- **Assignment**:
Where in the records does the word "Kelola" appear? Copy each line that holds it.

- **Input material**:
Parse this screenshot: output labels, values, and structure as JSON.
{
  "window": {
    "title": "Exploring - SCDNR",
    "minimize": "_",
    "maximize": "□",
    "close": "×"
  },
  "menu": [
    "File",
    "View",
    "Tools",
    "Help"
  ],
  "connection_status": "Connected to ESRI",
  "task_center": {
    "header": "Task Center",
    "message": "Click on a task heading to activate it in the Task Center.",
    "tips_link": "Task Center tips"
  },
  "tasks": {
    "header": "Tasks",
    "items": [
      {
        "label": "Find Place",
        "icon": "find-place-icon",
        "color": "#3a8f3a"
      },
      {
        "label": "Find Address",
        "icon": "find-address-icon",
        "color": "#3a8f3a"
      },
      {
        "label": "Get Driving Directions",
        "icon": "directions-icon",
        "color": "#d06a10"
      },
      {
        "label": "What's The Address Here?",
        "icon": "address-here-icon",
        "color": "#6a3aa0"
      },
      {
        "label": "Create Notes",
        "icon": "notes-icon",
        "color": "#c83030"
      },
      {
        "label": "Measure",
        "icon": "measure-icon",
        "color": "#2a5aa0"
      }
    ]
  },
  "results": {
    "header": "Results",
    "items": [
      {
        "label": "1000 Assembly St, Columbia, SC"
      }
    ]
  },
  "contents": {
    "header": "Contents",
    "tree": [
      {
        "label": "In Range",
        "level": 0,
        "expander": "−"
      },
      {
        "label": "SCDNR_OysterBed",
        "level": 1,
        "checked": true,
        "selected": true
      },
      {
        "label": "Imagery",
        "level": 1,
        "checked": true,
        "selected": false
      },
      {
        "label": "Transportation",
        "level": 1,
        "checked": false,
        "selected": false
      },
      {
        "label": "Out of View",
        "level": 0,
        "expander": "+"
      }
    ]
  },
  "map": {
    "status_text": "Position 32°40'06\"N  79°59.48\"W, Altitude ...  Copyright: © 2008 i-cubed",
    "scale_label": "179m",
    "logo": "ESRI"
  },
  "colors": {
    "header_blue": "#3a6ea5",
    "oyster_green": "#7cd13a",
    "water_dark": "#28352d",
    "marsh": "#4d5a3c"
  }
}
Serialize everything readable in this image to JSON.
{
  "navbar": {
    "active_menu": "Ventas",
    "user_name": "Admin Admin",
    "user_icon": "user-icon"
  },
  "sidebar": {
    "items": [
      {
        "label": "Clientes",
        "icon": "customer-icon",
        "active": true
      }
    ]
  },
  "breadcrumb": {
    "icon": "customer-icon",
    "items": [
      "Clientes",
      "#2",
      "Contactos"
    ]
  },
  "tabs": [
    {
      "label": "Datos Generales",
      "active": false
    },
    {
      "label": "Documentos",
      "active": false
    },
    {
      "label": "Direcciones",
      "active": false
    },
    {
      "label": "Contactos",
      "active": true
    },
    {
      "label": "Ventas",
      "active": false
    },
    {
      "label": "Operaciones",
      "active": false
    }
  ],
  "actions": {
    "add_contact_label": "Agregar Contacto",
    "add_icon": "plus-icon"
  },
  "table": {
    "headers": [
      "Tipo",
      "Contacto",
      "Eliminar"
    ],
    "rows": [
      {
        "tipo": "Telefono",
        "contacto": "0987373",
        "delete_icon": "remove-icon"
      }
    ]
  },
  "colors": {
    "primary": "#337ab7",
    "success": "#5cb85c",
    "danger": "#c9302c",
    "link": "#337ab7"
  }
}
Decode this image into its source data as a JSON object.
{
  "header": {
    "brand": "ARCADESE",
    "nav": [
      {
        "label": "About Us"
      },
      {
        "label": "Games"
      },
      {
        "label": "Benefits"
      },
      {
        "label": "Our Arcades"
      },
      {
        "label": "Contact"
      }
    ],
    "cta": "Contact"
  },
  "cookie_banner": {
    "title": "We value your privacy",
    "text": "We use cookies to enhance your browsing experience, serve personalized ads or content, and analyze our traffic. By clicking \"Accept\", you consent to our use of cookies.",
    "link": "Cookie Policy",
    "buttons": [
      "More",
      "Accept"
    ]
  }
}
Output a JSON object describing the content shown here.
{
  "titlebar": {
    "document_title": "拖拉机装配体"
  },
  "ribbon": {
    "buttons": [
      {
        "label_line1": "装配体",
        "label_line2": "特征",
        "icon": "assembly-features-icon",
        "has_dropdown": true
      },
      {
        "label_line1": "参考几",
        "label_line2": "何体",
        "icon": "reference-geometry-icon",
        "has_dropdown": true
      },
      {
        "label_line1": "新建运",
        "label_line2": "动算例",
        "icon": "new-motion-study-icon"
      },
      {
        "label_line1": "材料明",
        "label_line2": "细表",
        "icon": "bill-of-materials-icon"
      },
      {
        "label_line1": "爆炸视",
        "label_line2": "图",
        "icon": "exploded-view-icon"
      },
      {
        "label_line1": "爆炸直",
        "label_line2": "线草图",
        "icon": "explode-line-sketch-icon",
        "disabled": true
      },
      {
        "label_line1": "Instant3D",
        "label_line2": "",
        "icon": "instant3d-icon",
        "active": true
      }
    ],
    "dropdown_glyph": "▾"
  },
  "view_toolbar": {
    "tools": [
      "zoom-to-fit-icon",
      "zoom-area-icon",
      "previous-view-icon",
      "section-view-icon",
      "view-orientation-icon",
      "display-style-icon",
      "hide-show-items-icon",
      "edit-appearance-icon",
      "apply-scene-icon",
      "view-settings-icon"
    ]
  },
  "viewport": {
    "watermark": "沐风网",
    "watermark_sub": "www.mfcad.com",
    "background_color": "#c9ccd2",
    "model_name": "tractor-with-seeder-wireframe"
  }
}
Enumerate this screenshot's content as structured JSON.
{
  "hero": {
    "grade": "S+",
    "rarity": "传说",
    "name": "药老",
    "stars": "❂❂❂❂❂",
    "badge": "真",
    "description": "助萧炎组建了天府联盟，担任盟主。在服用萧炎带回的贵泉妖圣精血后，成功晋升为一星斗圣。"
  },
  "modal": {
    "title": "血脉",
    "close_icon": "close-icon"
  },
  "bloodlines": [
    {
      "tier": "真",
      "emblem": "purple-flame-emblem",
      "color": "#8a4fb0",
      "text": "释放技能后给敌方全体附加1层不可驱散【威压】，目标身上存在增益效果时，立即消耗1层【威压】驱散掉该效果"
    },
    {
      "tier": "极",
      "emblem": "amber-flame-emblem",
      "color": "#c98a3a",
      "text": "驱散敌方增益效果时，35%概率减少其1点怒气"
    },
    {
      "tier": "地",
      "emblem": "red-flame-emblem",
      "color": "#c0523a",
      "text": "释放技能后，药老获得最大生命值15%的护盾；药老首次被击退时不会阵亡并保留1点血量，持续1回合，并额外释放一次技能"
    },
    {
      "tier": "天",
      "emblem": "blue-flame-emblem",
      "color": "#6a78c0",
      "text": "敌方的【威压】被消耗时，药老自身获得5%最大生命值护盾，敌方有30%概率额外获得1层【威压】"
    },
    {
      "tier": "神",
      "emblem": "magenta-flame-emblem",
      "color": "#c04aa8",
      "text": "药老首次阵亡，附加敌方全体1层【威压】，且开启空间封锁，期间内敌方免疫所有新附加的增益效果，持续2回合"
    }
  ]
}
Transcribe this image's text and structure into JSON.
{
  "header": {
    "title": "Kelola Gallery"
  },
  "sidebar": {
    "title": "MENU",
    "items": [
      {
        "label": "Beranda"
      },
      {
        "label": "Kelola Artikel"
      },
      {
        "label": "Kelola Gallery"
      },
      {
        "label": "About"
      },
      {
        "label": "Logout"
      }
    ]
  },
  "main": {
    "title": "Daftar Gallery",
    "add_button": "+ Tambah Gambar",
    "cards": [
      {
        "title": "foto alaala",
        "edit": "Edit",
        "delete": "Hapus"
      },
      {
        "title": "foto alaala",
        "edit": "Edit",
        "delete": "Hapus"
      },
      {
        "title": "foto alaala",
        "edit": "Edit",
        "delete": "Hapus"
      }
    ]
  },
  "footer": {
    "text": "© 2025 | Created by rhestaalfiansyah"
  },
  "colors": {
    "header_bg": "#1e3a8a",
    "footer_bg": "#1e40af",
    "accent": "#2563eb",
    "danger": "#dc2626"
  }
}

- **Output below**:
    "title": "Kelola Gallery"
        "label": "Kelola Artikel"
        "label": "Kelola Gallery"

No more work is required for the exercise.